Material for this task
───
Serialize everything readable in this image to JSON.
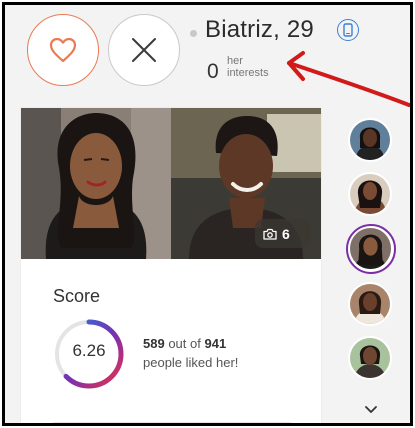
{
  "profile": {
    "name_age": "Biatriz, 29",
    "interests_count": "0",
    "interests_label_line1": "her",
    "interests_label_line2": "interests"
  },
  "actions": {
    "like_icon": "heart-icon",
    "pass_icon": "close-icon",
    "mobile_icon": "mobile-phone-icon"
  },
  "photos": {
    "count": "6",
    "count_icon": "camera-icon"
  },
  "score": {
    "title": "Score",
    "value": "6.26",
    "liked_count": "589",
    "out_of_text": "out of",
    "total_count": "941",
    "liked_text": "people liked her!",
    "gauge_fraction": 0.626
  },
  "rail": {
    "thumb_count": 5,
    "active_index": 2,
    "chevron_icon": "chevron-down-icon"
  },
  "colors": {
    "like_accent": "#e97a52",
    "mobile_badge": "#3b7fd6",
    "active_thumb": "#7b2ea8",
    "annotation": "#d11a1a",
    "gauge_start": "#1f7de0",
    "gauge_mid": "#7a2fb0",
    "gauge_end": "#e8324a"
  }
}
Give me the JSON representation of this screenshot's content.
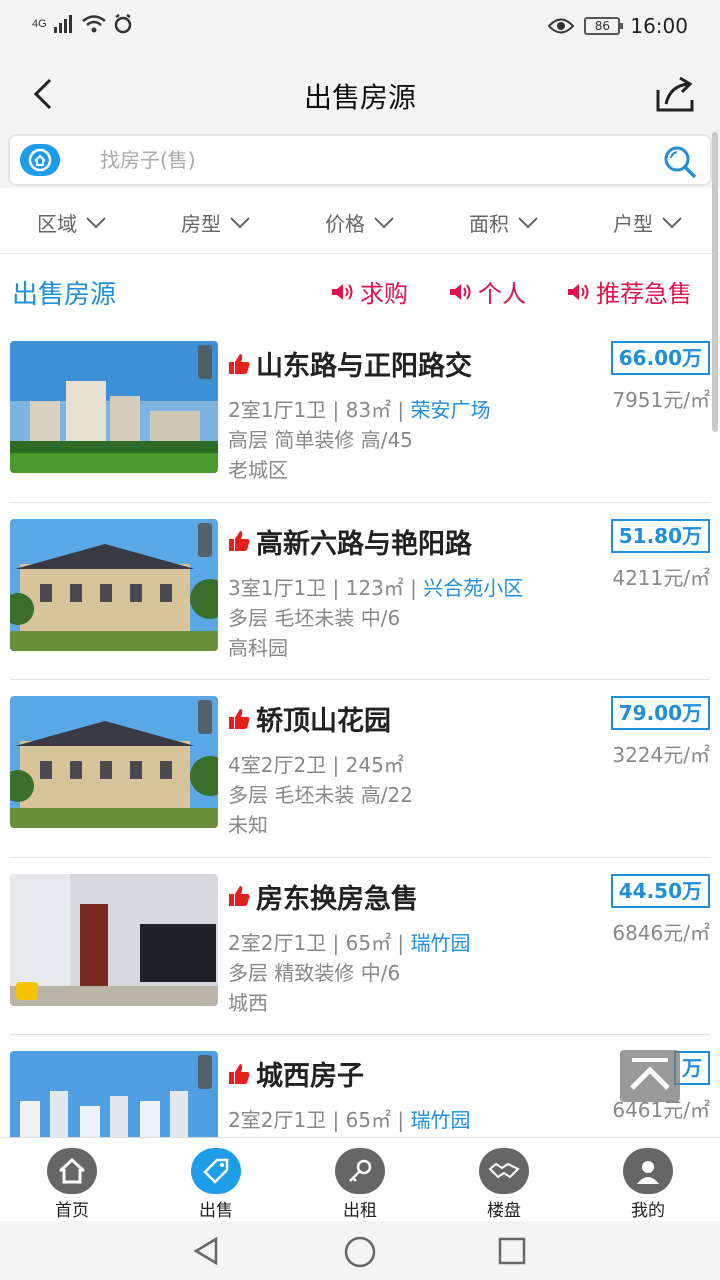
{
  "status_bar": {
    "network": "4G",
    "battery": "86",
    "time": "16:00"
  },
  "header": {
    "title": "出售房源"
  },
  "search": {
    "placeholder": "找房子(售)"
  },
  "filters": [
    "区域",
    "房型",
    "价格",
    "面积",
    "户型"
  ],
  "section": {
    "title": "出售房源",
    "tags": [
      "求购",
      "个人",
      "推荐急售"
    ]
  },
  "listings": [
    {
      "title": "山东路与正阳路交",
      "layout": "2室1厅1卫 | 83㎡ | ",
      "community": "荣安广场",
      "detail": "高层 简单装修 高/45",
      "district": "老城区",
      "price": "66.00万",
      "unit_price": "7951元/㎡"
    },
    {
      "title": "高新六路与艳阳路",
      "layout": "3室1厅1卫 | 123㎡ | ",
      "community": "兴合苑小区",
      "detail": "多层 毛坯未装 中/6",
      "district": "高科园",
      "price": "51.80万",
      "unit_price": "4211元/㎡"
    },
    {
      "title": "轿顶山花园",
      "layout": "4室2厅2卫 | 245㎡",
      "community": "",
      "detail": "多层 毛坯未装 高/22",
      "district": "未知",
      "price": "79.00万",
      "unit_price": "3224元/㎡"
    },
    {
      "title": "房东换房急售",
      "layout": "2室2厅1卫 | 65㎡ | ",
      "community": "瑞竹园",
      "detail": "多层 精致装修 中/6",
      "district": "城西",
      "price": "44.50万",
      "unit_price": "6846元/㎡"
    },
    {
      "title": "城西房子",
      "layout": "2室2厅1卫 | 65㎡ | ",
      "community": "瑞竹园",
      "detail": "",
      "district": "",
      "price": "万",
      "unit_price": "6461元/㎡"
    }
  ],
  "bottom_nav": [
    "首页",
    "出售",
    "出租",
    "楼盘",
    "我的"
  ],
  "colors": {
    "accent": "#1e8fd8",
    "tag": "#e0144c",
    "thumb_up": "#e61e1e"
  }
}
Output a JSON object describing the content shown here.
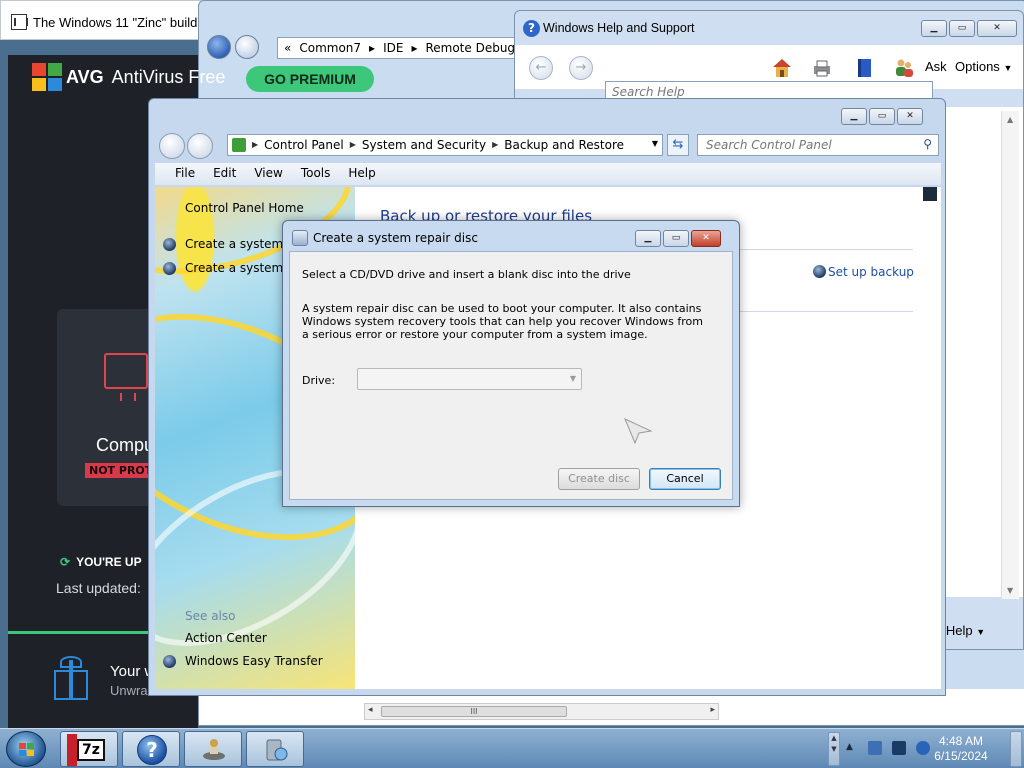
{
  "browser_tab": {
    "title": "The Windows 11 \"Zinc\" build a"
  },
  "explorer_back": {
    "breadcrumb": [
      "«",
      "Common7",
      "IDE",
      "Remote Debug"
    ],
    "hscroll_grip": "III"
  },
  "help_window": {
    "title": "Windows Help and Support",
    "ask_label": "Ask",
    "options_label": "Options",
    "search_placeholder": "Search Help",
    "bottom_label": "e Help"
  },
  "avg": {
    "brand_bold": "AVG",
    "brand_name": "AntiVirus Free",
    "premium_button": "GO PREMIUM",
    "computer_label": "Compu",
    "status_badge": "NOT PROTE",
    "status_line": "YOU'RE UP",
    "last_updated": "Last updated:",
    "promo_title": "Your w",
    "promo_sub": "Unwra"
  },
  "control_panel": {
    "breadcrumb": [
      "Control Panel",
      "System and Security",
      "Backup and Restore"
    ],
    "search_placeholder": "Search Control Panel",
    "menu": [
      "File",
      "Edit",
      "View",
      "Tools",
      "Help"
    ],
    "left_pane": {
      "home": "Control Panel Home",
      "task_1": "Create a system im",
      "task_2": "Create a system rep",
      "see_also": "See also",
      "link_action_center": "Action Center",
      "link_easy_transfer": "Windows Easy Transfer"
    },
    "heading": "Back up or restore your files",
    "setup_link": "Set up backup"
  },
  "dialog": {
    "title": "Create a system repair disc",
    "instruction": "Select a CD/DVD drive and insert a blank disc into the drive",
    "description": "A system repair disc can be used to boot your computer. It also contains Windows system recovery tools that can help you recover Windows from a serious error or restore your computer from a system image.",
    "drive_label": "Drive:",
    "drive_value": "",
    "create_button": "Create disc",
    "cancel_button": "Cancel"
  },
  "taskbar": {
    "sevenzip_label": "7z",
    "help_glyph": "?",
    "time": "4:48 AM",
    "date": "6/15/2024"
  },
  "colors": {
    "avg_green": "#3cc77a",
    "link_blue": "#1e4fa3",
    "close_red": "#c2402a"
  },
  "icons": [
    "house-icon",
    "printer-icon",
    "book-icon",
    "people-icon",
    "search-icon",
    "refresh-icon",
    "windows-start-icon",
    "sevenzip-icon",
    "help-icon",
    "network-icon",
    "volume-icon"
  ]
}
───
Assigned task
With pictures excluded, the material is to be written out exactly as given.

Reply to the exercise
Serialize everything readable in this image to JSON.
{
  "profile": {
    "name_age": "Biatriz, 29",
    "interests_count": "0",
    "interests_label_line1": "her",
    "interests_label_line2": "interests"
  },
  "actions": {
    "like_icon": "heart-icon",
    "pass_icon": "close-icon",
    "mobile_icon": "mobile-phone-icon"
  },
  "photos": {
    "count": "6",
    "count_icon": "camera-icon"
  },
  "score": {
    "title": "Score",
    "value": "6.26",
    "liked_count": "589",
    "out_of_text": "out of",
    "total_count": "941",
    "liked_text": "people liked her!",
    "gauge_fraction": 0.626
  },
  "rail": {
    "thumb_count": 5,
    "active_index": 2,
    "chevron_icon": "chevron-down-icon"
  },
  "colors": {
    "like_accent": "#e97a52",
    "mobile_badge": "#3b7fd6",
    "active_thumb": "#7b2ea8",
    "annotation": "#d11a1a",
    "gauge_start": "#1f7de0",
    "gauge_mid": "#7a2fb0",
    "gauge_end": "#e8324a"
  }
}
Give me the JSON representation of this screenshot's content.
{
  "status_bar": {
    "network": "4G",
    "battery": "86",
    "time": "16:00"
  },
  "header": {
    "title": "出售房源"
  },
  "search": {
    "placeholder": "找房子(售)"
  },
  "filters": [
    "区域",
    "房型",
    "价格",
    "面积",
    "户型"
  ],
  "section": {
    "title": "出售房源",
    "tags": [
      "求购",
      "个人",
      "推荐急售"
    ]
  },
  "listings": [
    {
      "title": "山东路与正阳路交",
      "layout": "2室1厅1卫 | 83㎡ | ",
      "community": "荣安广场",
      "detail": "高层 简单装修 高/45",
      "district": "老城区",
      "price": "66.00万",
      "unit_price": "7951元/㎡"
    },
    {
      "title": "高新六路与艳阳路",
      "layout": "3室1厅1卫 | 123㎡ | ",
      "community": "兴合苑小区",
      "detail": "多层 毛坯未装 中/6",
      "district": "高科园",
      "price": "51.80万",
      "unit_price": "4211元/㎡"
    },
    {
      "title": "轿顶山花园",
      "layout": "4室2厅2卫 | 245㎡",
      "community": "",
      "detail": "多层 毛坯未装 高/22",
      "district": "未知",
      "price": "79.00万",
      "unit_price": "3224元/㎡"
    },
    {
      "title": "房东换房急售",
      "layout": "2室2厅1卫 | 65㎡ | ",
      "community": "瑞竹园",
      "detail": "多层 精致装修 中/6",
      "district": "城西",
      "price": "44.50万",
      "unit_price": "6846元/㎡"
    },
    {
      "title": "城西房子",
      "layout": "2室2厅1卫 | 65㎡ | ",
      "community": "瑞竹园",
      "detail": "",
      "district": "",
      "price": "万",
      "unit_price": "6461元/㎡"
    }
  ],
  "bottom_nav": [
    "首页",
    "出售",
    "出租",
    "楼盘",
    "我的"
  ],
  "colors": {
    "accent": "#1e8fd8",
    "tag": "#e0144c",
    "thumb_up": "#e61e1e"
  }
}
Output a JSON object describing the content shown here.
{
  "browser_tab": {
    "title": "The Windows 11 \"Zinc\" build a"
  },
  "explorer_back": {
    "breadcrumb": [
      "«",
      "Common7",
      "IDE",
      "Remote Debug"
    ],
    "hscroll_grip": "III"
  },
  "help_window": {
    "title": "Windows Help and Support",
    "ask_label": "Ask",
    "options_label": "Options",
    "search_placeholder": "Search Help",
    "bottom_label": "e Help"
  },
  "avg": {
    "brand_bold": "AVG",
    "brand_name": "AntiVirus Free",
    "premium_button": "GO PREMIUM",
    "computer_label": "Compu",
    "status_badge": "NOT PROTE",
    "status_line": "YOU'RE UP",
    "last_updated": "Last updated:",
    "promo_title": "Your w",
    "promo_sub": "Unwra"
  },
  "control_panel": {
    "breadcrumb": [
      "Control Panel",
      "System and Security",
      "Backup and Restore"
    ],
    "search_placeholder": "Search Control Panel",
    "menu": [
      "File",
      "Edit",
      "View",
      "Tools",
      "Help"
    ],
    "left_pane": {
      "home": "Control Panel Home",
      "task_1": "Create a system im",
      "task_2": "Create a system rep",
      "see_also": "See also",
      "link_action_center": "Action Center",
      "link_easy_transfer": "Windows Easy Transfer"
    },
    "heading": "Back up or restore your files",
    "setup_link": "Set up backup"
  },
  "dialog": {
    "title": "Create a system repair disc",
    "instruction": "Select a CD/DVD drive and insert a blank disc into the drive",
    "description": "A system repair disc can be used to boot your computer. It also contains Windows system recovery tools that can help you recover Windows from a serious error or restore your computer from a system image.",
    "drive_label": "Drive:",
    "drive_value": "",
    "create_button": "Create disc",
    "cancel_button": "Cancel"
  },
  "taskbar": {
    "sevenzip_label": "7z",
    "help_glyph": "?",
    "time": "4:48 AM",
    "date": "6/15/2024"
  },
  "colors": {
    "avg_green": "#3cc77a",
    "link_blue": "#1e4fa3",
    "close_red": "#c2402a"
  },
  "icons": [
    "house-icon",
    "printer-icon",
    "book-icon",
    "people-icon",
    "search-icon",
    "refresh-icon",
    "windows-start-icon",
    "sevenzip-icon",
    "help-icon",
    "network-icon",
    "volume-icon"
  ]
}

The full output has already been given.